# [DATA]

★ ★ ★ ★ ★ ★ ★

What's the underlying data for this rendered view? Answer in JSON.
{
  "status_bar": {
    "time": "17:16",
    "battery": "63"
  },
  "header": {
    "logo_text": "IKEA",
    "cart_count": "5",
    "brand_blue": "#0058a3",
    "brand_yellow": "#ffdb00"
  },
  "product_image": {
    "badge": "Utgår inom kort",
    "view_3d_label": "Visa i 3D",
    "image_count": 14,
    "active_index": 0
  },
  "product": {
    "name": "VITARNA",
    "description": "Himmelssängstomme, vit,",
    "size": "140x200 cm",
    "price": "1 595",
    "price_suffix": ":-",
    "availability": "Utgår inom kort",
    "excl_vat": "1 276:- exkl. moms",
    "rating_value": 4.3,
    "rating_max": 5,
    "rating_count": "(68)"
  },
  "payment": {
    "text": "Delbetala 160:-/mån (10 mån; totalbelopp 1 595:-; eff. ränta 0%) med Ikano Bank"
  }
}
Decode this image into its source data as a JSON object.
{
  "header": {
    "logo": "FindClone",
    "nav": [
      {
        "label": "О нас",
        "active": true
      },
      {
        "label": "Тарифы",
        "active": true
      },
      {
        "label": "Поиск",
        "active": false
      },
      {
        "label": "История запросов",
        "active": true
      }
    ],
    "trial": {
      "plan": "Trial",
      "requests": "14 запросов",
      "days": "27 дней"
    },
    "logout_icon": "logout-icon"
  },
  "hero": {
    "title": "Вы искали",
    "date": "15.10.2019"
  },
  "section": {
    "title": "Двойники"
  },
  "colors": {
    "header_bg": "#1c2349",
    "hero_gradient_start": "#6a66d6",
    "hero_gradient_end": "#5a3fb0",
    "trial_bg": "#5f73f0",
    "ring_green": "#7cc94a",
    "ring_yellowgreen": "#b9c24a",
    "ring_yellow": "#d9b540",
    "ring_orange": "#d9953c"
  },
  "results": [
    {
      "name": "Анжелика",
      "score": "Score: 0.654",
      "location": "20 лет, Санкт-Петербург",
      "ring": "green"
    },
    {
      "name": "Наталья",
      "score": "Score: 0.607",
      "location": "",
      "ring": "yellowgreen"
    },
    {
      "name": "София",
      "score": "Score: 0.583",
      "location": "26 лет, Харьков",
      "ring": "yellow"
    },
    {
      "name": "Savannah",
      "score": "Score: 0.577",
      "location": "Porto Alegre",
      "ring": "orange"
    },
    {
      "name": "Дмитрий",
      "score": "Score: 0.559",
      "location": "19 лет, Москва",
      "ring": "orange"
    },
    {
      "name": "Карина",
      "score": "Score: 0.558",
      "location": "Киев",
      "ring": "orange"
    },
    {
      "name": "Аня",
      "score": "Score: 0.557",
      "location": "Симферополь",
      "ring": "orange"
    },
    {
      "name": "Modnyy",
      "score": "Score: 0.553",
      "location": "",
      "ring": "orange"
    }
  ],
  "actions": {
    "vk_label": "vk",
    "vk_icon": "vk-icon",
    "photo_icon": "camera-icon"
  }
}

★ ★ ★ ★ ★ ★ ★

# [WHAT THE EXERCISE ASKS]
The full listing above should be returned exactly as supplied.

# [SOLUTION TO THIS TASK]
What's the underlying data for this rendered view? Answer in JSON.
{
  "status_bar": {
    "time": "17:16",
    "battery": "63"
  },
  "header": {
    "logo_text": "IKEA",
    "cart_count": "5",
    "brand_blue": "#0058a3",
    "brand_yellow": "#ffdb00"
  },
  "product_image": {
    "badge": "Utgår inom kort",
    "view_3d_label": "Visa i 3D",
    "image_count": 14,
    "active_index": 0
  },
  "product": {
    "name": "VITARNA",
    "description": "Himmelssängstomme, vit,",
    "size": "140x200 cm",
    "price": "1 595",
    "price_suffix": ":-",
    "availability": "Utgår inom kort",
    "excl_vat": "1 276:- exkl. moms",
    "rating_value": 4.3,
    "rating_max": 5,
    "rating_count": "(68)"
  },
  "payment": {
    "text": "Delbetala 160:-/mån (10 mån; totalbelopp 1 595:-; eff. ränta 0%) med Ikano Bank"
  }
}
Decode this image into its source data as a JSON object.
{
  "header": {
    "logo": "FindClone",
    "nav": [
      {
        "label": "О нас",
        "active": true
      },
      {
        "label": "Тарифы",
        "active": true
      },
      {
        "label": "Поиск",
        "active": false
      },
      {
        "label": "История запросов",
        "active": true
      }
    ],
    "trial": {
      "plan": "Trial",
      "requests": "14 запросов",
      "days": "27 дней"
    },
    "logout_icon": "logout-icon"
  },
  "hero": {
    "title": "Вы искали",
    "date": "15.10.2019"
  },
  "section": {
    "title": "Двойники"
  },
  "colors": {
    "header_bg": "#1c2349",
    "hero_gradient_start": "#6a66d6",
    "hero_gradient_end": "#5a3fb0",
    "trial_bg": "#5f73f0",
    "ring_green": "#7cc94a",
    "ring_yellowgreen": "#b9c24a",
    "ring_yellow": "#d9b540",
    "ring_orange": "#d9953c"
  },
  "results": [
    {
      "name": "Анжелика",
      "score": "Score: 0.654",
      "location": "20 лет, Санкт-Петербург",
      "ring": "green"
    },
    {
      "name": "Наталья",
      "score": "Score: 0.607",
      "location": "",
      "ring": "yellowgreen"
    },
    {
      "name": "София",
      "score": "Score: 0.583",
      "location": "26 лет, Харьков",
      "ring": "yellow"
    },
    {
      "name": "Savannah",
      "score": "Score: 0.577",
      "location": "Porto Alegre",
      "ring": "orange"
    },
    {
      "name": "Дмитрий",
      "score": "Score: 0.559",
      "location": "19 лет, Москва",
      "ring": "orange"
    },
    {
      "name": "Карина",
      "score": "Score: 0.558",
      "location": "Киев",
      "ring": "orange"
    },
    {
      "name": "Аня",
      "score": "Score: 0.557",
      "location": "Симферополь",
      "ring": "orange"
    },
    {
      "name": "Modnyy",
      "score": "Score: 0.553",
      "location": "",
      "ring": "orange"
    }
  ],
  "actions": {
    "vk_label": "vk",
    "vk_icon": "vk-icon",
    "photo_icon": "camera-icon"
  }
}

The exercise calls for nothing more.